Required action —
Apart from the pictures, write out the records that follow exactly.

+++

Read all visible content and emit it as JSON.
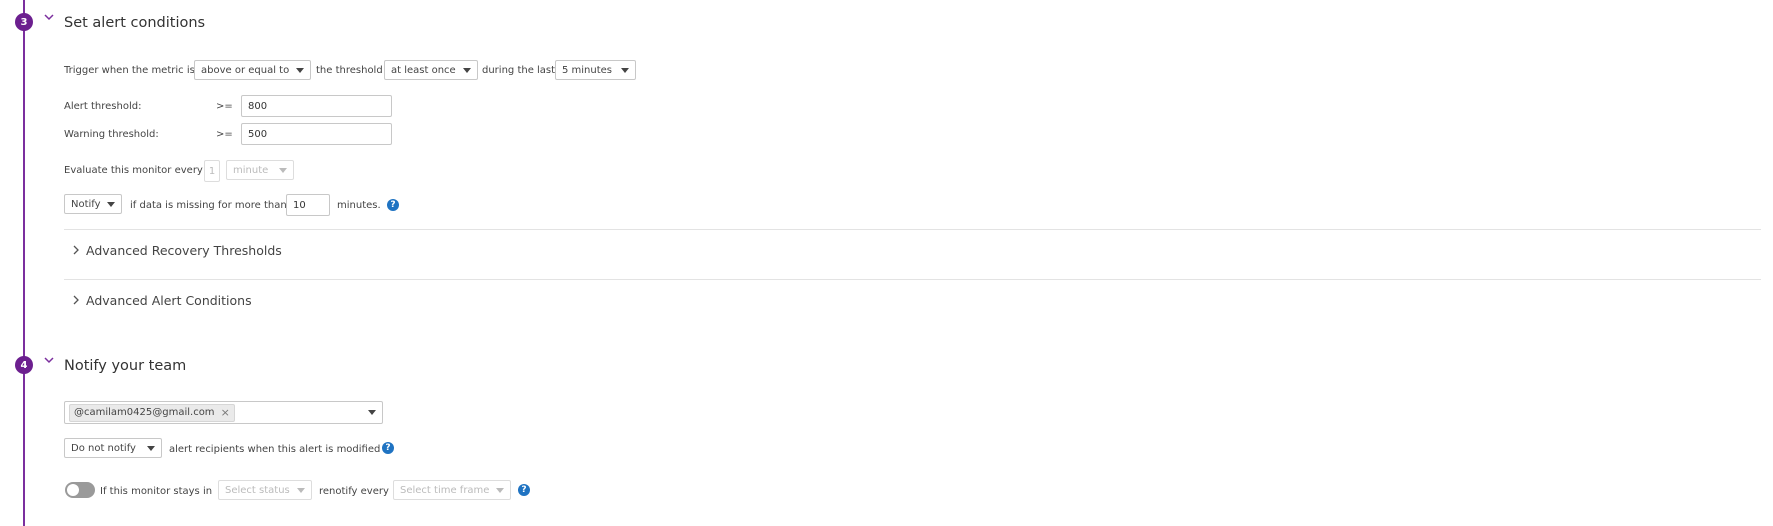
{
  "section3": {
    "number": "3",
    "title": "Set alert conditions",
    "trigger": {
      "prefix": "Trigger when the metric is",
      "comparison": "above or equal to",
      "mid": "the threshold",
      "occurrence": "at least once",
      "during": "during the last",
      "window": "5 minutes"
    },
    "alert_threshold": {
      "label": "Alert threshold:",
      "op": ">=",
      "value": "800"
    },
    "warning_threshold": {
      "label": "Warning threshold:",
      "op": ">=",
      "value": "500"
    },
    "evaluate": {
      "label": "Evaluate this monitor every",
      "value": "1",
      "unit": "minute"
    },
    "missing": {
      "action": "Notify",
      "text": "if data is missing for more than",
      "value": "10",
      "suffix": "minutes."
    },
    "advanced_recovery": "Advanced Recovery Thresholds",
    "advanced_alert": "Advanced Alert Conditions"
  },
  "section4": {
    "number": "4",
    "title": "Notify your team",
    "recipient_chip": "@camilam0425@gmail.com",
    "modify": {
      "action": "Do not notify",
      "text": "alert recipients when this alert is modified"
    },
    "renotify": {
      "prefix": "If this monitor stays in",
      "status_placeholder": "Select status",
      "mid": "renotify every",
      "timeframe_placeholder": "Select time frame"
    }
  },
  "icons": {
    "help": "?",
    "chip_close": "×",
    "chevron_down": "﹀",
    "chevron_right": "›"
  },
  "colors": {
    "accent": "#6c1f8f",
    "help": "#1f73c2"
  }
}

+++

Finished task —
Read all visible content and emit it as JSON.
{
  "section3": {
    "number": "3",
    "title": "Set alert conditions",
    "trigger": {
      "prefix": "Trigger when the metric is",
      "comparison": "above or equal to",
      "mid": "the threshold",
      "occurrence": "at least once",
      "during": "during the last",
      "window": "5 minutes"
    },
    "alert_threshold": {
      "label": "Alert threshold:",
      "op": ">=",
      "value": "800"
    },
    "warning_threshold": {
      "label": "Warning threshold:",
      "op": ">=",
      "value": "500"
    },
    "evaluate": {
      "label": "Evaluate this monitor every",
      "value": "1",
      "unit": "minute"
    },
    "missing": {
      "action": "Notify",
      "text": "if data is missing for more than",
      "value": "10",
      "suffix": "minutes."
    },
    "advanced_recovery": "Advanced Recovery Thresholds",
    "advanced_alert": "Advanced Alert Conditions"
  },
  "section4": {
    "number": "4",
    "title": "Notify your team",
    "recipient_chip": "@camilam0425@gmail.com",
    "modify": {
      "action": "Do not notify",
      "text": "alert recipients when this alert is modified"
    },
    "renotify": {
      "prefix": "If this monitor stays in",
      "status_placeholder": "Select status",
      "mid": "renotify every",
      "timeframe_placeholder": "Select time frame"
    }
  },
  "icons": {
    "help": "?",
    "chip_close": "×",
    "chevron_down": "﹀",
    "chevron_right": "›"
  },
  "colors": {
    "accent": "#6c1f8f",
    "help": "#1f73c2"
  }
}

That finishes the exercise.